Tianxia system on a snail’s horns
ABSTRACT This article aims to report the findings from some recent researches on the historical formation of the concept of tianxia and its original meanings. In the light of these findings, I would like to make some comments on the Chinese philosopher Zhao Tingyang’s works on tianxia system. I demonstrate that the concept of tianxia portrayed by Zhao is at odds with the historical concepts of tianxia in many ways, and that the challenge raised by the latter to Chinese nationalism today is unanswered. I also examine Zhao’s proposal of tianxia system and point out that this proposal as a universalist commitment to a philosophy of the world seems to have failed on both the motivational and theoretical levels. At the end I make an observation about a problem which might have a profound but inimical effect on the creativity of Chinese intellectual minds, namely the urge to make chinoiserie theories at the expense of theoretical coherence and logical consistency.
KEYWORDS: tianxia, jiuzhou, zhongguo, chinoiserie, Zhao Tingyang

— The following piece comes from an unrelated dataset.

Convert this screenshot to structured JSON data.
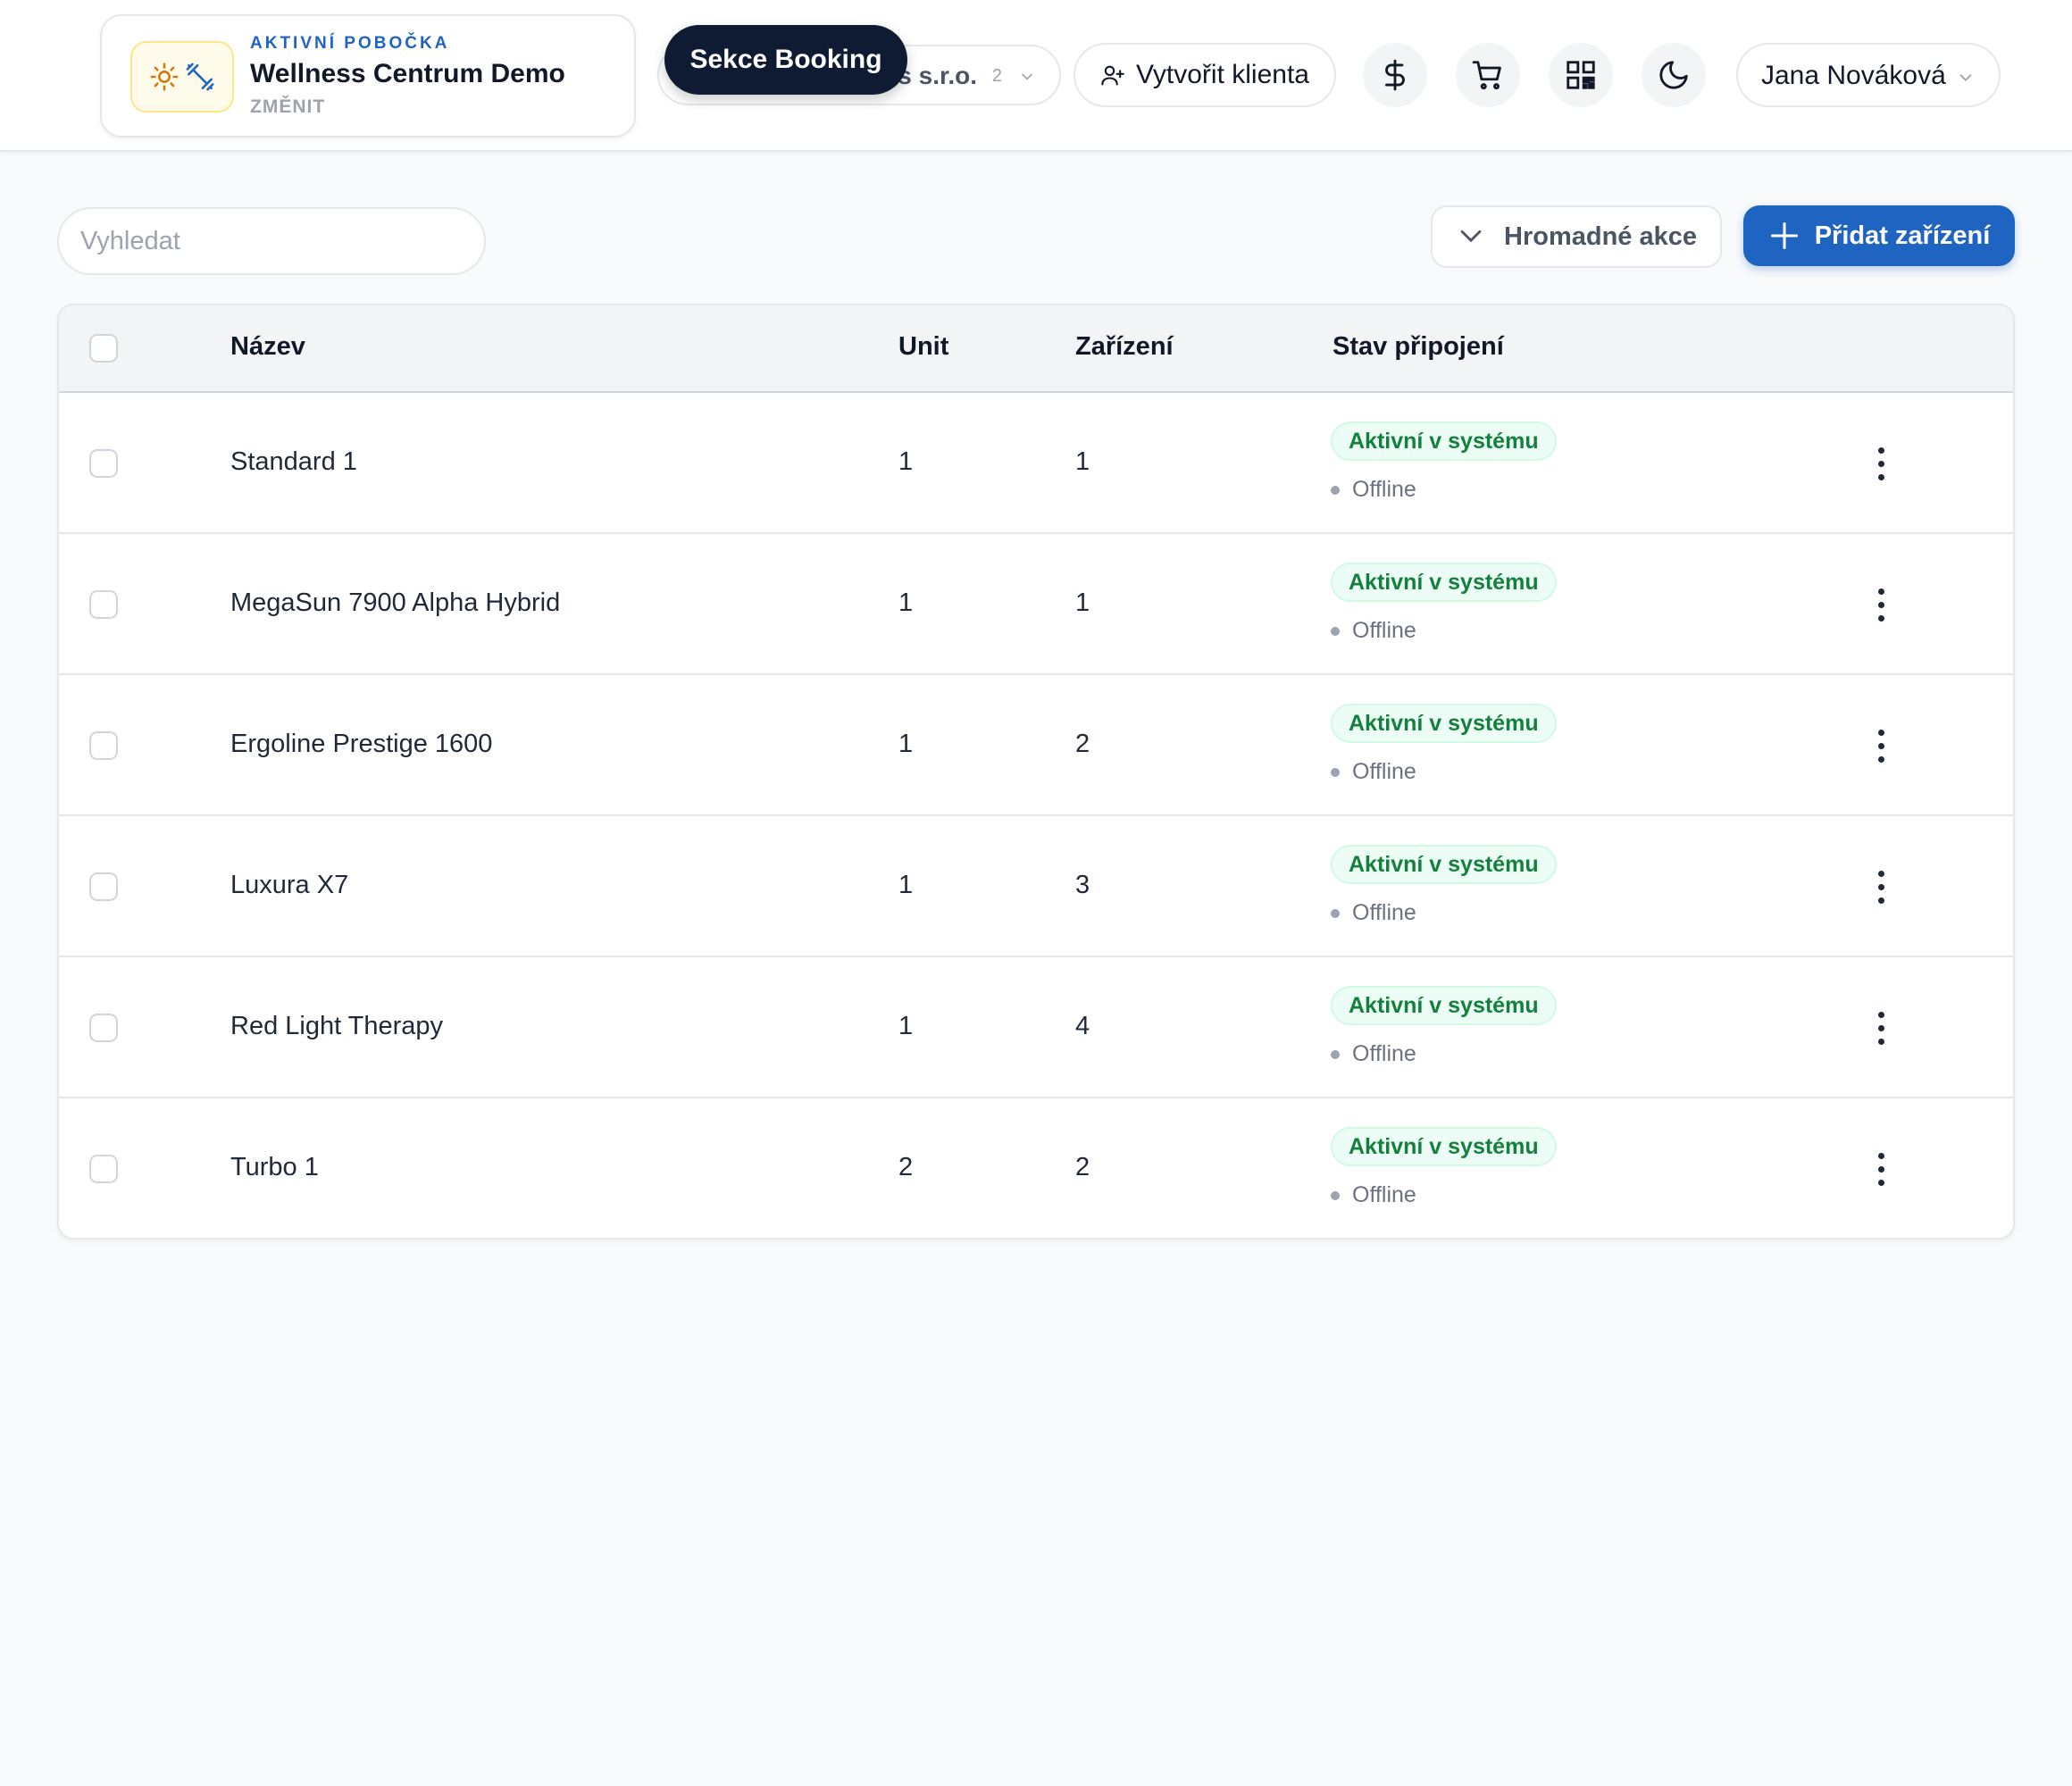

Chi-Shen Chang 張其賢 is a postdoctoral research fellow in Research Center for Humanities and Social Sciences (RCHSS), Academia Sinica, Taiwan. He got his doctorate degree from Department of Political Science, National Taiwan University. His PhD dissertation is about the historical formation of a strand of ethnic thought in pre-modern China which bore striking similarities to nationalism. Dr. Chang teaches at National Taiwan University and is now working on modern Chinese political thought.